Try it:
Filter the records, keeping every line that has the string "Output".
__________
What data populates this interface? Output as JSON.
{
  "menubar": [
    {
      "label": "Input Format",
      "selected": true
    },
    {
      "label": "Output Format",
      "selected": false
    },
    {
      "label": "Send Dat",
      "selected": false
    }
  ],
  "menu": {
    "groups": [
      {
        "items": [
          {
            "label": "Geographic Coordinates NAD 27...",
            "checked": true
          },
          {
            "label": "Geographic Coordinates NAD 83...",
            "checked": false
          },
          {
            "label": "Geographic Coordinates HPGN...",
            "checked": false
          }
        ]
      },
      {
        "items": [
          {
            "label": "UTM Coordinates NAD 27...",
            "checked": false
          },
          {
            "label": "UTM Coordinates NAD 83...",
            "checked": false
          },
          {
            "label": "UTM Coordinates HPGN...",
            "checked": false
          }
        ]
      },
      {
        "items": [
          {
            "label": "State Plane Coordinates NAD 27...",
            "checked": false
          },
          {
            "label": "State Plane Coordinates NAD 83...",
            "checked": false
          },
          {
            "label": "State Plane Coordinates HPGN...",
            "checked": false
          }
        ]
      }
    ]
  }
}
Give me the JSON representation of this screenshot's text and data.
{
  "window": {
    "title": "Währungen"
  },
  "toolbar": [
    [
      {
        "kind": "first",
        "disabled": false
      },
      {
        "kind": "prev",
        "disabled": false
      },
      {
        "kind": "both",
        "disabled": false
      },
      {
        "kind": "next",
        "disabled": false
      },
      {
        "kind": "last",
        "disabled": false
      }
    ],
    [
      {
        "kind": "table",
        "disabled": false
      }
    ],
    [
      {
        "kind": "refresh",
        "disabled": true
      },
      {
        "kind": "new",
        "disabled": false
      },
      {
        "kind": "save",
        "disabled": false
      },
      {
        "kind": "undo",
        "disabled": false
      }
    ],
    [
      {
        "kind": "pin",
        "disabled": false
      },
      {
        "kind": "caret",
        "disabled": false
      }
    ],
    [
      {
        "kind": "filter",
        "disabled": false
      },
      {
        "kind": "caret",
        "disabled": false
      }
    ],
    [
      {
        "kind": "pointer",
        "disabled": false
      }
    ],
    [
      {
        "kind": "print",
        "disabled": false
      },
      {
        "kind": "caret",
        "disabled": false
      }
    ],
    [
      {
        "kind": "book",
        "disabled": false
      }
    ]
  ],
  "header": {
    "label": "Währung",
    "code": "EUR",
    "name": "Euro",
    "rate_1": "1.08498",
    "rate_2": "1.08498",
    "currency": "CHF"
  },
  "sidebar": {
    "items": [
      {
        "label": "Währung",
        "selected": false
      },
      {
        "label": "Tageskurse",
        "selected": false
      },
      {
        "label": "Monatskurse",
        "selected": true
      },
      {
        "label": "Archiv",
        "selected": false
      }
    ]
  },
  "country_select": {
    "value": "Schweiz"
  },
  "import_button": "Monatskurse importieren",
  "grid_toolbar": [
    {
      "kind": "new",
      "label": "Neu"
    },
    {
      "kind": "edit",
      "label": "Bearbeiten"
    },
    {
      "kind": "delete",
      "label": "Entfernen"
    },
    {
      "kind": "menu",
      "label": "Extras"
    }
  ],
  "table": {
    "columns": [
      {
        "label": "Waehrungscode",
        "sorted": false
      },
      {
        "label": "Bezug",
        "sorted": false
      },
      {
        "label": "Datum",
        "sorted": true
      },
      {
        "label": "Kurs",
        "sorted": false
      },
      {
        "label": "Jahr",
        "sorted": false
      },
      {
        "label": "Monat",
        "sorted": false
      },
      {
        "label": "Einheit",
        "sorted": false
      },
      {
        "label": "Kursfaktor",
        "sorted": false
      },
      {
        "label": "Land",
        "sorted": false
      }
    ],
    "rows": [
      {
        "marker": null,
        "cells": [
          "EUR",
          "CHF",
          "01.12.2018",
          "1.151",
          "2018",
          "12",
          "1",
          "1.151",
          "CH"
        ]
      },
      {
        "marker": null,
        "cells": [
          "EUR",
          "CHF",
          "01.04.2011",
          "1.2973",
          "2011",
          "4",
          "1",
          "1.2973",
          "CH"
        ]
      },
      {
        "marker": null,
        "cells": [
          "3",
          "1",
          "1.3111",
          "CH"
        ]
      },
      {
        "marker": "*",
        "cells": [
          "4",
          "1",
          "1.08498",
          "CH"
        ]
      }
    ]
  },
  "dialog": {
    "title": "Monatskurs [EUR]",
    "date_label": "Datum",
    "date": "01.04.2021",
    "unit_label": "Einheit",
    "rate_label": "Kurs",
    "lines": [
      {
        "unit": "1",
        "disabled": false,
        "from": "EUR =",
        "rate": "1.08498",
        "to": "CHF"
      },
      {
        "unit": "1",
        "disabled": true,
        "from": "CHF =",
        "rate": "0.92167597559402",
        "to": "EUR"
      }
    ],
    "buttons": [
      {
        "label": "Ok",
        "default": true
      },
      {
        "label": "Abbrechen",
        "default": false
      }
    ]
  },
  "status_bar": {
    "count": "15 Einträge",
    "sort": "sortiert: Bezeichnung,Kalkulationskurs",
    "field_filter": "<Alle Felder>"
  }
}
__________
Written solution:
What data populates this interface? Output as JSON.
      "label": "Output Format",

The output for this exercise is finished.